Scan a range of IPs nmap 192.168.1.1–20
Scan a subnet nmap 192.168.1.0/24
Scan targets from a text file nmap -iL list-of-ips.txt
Nmap Port Selection
Scan a single Port = nmap -p 22 192.168.1.1
Scan a range of ports = nmap -p 1–100 192.168.1.1
Scan 100 most common ports (Fast) = nmap -F 192.168.1.1
Scan all 65535 ports = nmap -p- 192.168.1.1
Nmap Port Scan types
Scan using TCP connect = nmap -sT 192.168.1.1
Scan using TCP SYN scan (default) = nmap -sS 192.168.1.1
Scan UDP ports = nmap -sU -p 123,161,162 192.168.1.1
Scan selected ports — ignore discovery = nmap -Pn -F 192.168.1.1
Privileged access is required to perform the default SYN scans. If privileges are insufficient a TCP connect scan will be used. A TCP connect requires a full TCP connection to be established and therefore is a slower scan. Ignoring discovery is often required as many firewalls or hosts will not respond to PING, so could be missed unless you select the -Pn parameter. Of course this can make scan times much longer as you could end up sending scan probes to hosts that are not there.
Service and OS Detection
Detect OS and Services = nmap -A 192.168.1.1
Standard service detection = nmap -sV 192.168.1.1
More aggressive Service Detection = nmap -sV — version-intensity 5 192.168.1.1
Lighter banner grabbing detection = nmap -sV — version-intensity 0 192.168.1.1
Service and OS detection rely on different methods to determine the operating system or service running on a particular port.

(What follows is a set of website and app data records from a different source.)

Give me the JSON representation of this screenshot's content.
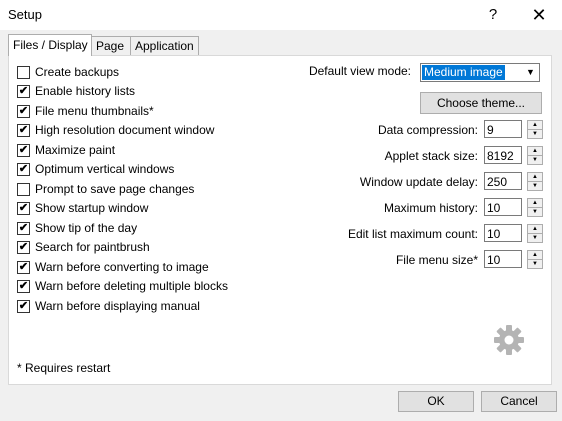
{
  "window": {
    "title": "Setup",
    "help_label": "?",
    "close_label": "✕"
  },
  "tabs": [
    "Files / Display",
    "Page",
    "Application"
  ],
  "checkboxes": [
    {
      "label": "Create backups",
      "checked": false
    },
    {
      "label": "Enable history lists",
      "checked": true
    },
    {
      "label": "File menu thumbnails*",
      "checked": true
    },
    {
      "label": "High resolution document window",
      "checked": true
    },
    {
      "label": "Maximize paint",
      "checked": true
    },
    {
      "label": "Optimum vertical windows",
      "checked": true
    },
    {
      "label": "Prompt to save page changes",
      "checked": false
    },
    {
      "label": "Show startup window",
      "checked": true
    },
    {
      "label": "Show tip of the day",
      "checked": true
    },
    {
      "label": "Search for paintbrush",
      "checked": true
    },
    {
      "label": "Warn before converting to image",
      "checked": true
    },
    {
      "label": "Warn before deleting multiple blocks",
      "checked": true
    },
    {
      "label": "Warn before displaying manual",
      "checked": true
    }
  ],
  "view_mode": {
    "label": "Default view mode:",
    "value": "Medium image"
  },
  "choose_theme_label": "Choose theme...",
  "settings": [
    {
      "label": "Data compression:",
      "value": "9"
    },
    {
      "label": "Applet stack size:",
      "value": "8192"
    },
    {
      "label": "Window update delay:",
      "value": "250"
    },
    {
      "label": "Maximum history:",
      "value": "10"
    },
    {
      "label": "Edit list maximum count:",
      "value": "10"
    },
    {
      "label": "File menu size*",
      "value": "10"
    }
  ],
  "footnote": "* Requires restart",
  "buttons": {
    "ok": "OK",
    "cancel": "Cancel"
  },
  "icons": {
    "gear": "gear-icon",
    "check": "✔",
    "spin_up": "▲",
    "spin_down": "▼",
    "dropdown": "▼"
  }
}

The more aggressive service detection is often helpful if there are services running on unusual ports. On the other hand the lighter version of the service will be much faster as it does not really attempt to detect the service simply grabbing the banner of the open service.
Digging deeper with NSE Scripts
Scan using default safe scripts = nmap -sV -sC 192.168.1.1
Get help for a script = nmap — script-help=ssl-heartbleed
Scan using a specific NSE script = nmap -sV -p 443 –script=ssl-heartbleed.nse 192.168.1.1
Scan with a set of scripts = nmap -sV — script=smb* 192.168.1.1
According to my Nmap install there are currently 471 NSE scripts. The scripts are able to perform a wide range of security related testing and discovery functions.
The option — script-help=$scriptname will display help for the individual scripts. To get an easy list of the installed scripts try locate nse | grep script.